A tomographic map helps seismologist Berk Biryol locate weakness zones in this section of the earth’s crust. Image courtesy of Berk Biryol

A tomographic map helps seismologist Berk Biryol locate weakness zones in this section of the earth’s crust.

The Seismic Network

About 14,000 earthquakes of magnitude 4.0 or greater shake the surface of the earth each year, according to the U.S. Geological Survey. We usually don’t notice earthquakes below 5.0 on the Richter scale — but all these small earthquakes give seismologists clues about what’s happening below us.

To find weakness zones in the earth’s crust underneath the southeastern region, Biryol analyzes data from a “seismic network,” or earthquake monitoring stations — about 250 of them — that are deployed in a grid pattern across Georgia, South Carolina, North Carolina and Virginia.

The equipment is very sensitive—so much so that a station in North Carolina can record a minor earthquake taking place in Japan, about 12 or 13 minutes after it happens.

When an earthquake occurs, waves of energy emanate from it in all directions. Some of those waves go deep into the earth, hit the core, reflect back up, and ping one of Biryol’s stations. Others shoot directly toward the station.

Biryol can guess how far away the earthquake happened by observing the frequency of those waves. The longer the wavelengths, the longer the distance. He records and analyzes P-waves (primary), which travel the fastest and arrive at the station before the slower S-waves (secondary).

Most graphics depicting the earth’s interior show a round globe with cake-like, straight layers illustrating the crust, mantle, outer core, and inner core. While this simple visual is helpful for communicating the basic structure of Earth, it’s not accurate. “The mantle is not an even layer,” Biryol explains. “There are huge valleys and gaps within the plate. It’s thicker in some places and thinner in others.”

Those variations in structure, along with fluctuations in heat and pressure, reflect and refract seismic waves. So Biryol uses an inversion algorithm to find out how fast this energy travels. By combining data from hundreds of earthquakes, he produces graphics — or tomograms — that give provide a color code for different areas. From that, he can distinguish the plate from the mantle.

The blue coloring on the seismograms represent cold, rigid, dense regions in the crust.  The more molten (hotter and weaker) regions appear red and are seismically slow — the rock there is hard, but it has some pliability to it (at least as far as rocks go). A concrete sidewalk, for example, has some cracks in it, but it’s solid. That part of the sidewalk is like the plate, and as the laws of physics tell us, the more rigid and sturdy something is, the faster energy travels through it. But another section of sidewalk that just had some new concrete poured into it yesterday (so it’s solid but has some give) — that’s like the mantle, and it transfers energy from earthquakes slower.

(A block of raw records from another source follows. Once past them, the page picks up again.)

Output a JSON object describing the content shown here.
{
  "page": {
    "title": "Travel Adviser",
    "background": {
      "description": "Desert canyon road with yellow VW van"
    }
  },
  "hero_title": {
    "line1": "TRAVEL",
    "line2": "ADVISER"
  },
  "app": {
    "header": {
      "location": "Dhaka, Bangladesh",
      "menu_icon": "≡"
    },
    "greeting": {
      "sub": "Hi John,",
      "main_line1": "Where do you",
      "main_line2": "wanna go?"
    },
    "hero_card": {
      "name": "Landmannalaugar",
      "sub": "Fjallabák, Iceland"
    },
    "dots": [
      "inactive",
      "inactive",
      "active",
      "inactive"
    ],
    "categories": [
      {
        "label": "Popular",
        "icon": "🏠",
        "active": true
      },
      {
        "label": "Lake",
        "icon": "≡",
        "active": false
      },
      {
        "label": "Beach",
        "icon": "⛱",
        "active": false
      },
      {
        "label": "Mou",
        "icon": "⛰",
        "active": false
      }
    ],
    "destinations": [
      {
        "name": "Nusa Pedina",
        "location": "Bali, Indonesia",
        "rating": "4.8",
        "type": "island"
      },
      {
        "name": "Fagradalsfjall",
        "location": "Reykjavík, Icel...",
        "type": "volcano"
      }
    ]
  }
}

Tar heel tectonics

Through his seismic tomography, Biryol has discovered this region has deep weakness zones that likely contain faults. But the question is: Why are they activating in some places but not in others? In North Carolina, we don’t have 5.8 magnitude earthquakes.

“Why is North Carolina different from Virginia?” Biryol asks. “They are on the same tectonic belt. There were collision zones between plates in the past at similar locations. So we are trying to understand why, for example, in Virginia there are clusters and in South Carolina the earthquakes are spread out. It’s very different.”

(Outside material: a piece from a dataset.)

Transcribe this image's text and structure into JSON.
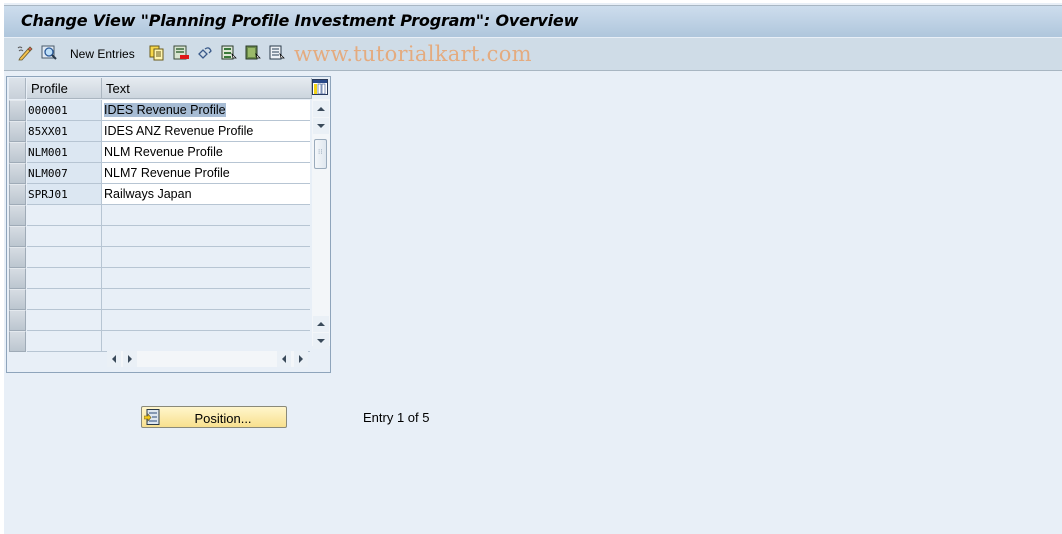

The Southeastern United States was not just a plate boundary zone when the Appalachian Mountains formed. During the 4.5 billion years of Earth’s existence, this area has been a zone of significant seismic and tectonic activity at least four times, according to Biryol. “We are basically trying to understand how this part of the earth works, and why seismic events can occur in one region and not in other places,” he says. “We need to get to the bottom of this.”

Berk Biryol is a postdoctoral research associate in the Department of Geological Sciences within the UNC College of Arts & Sciences.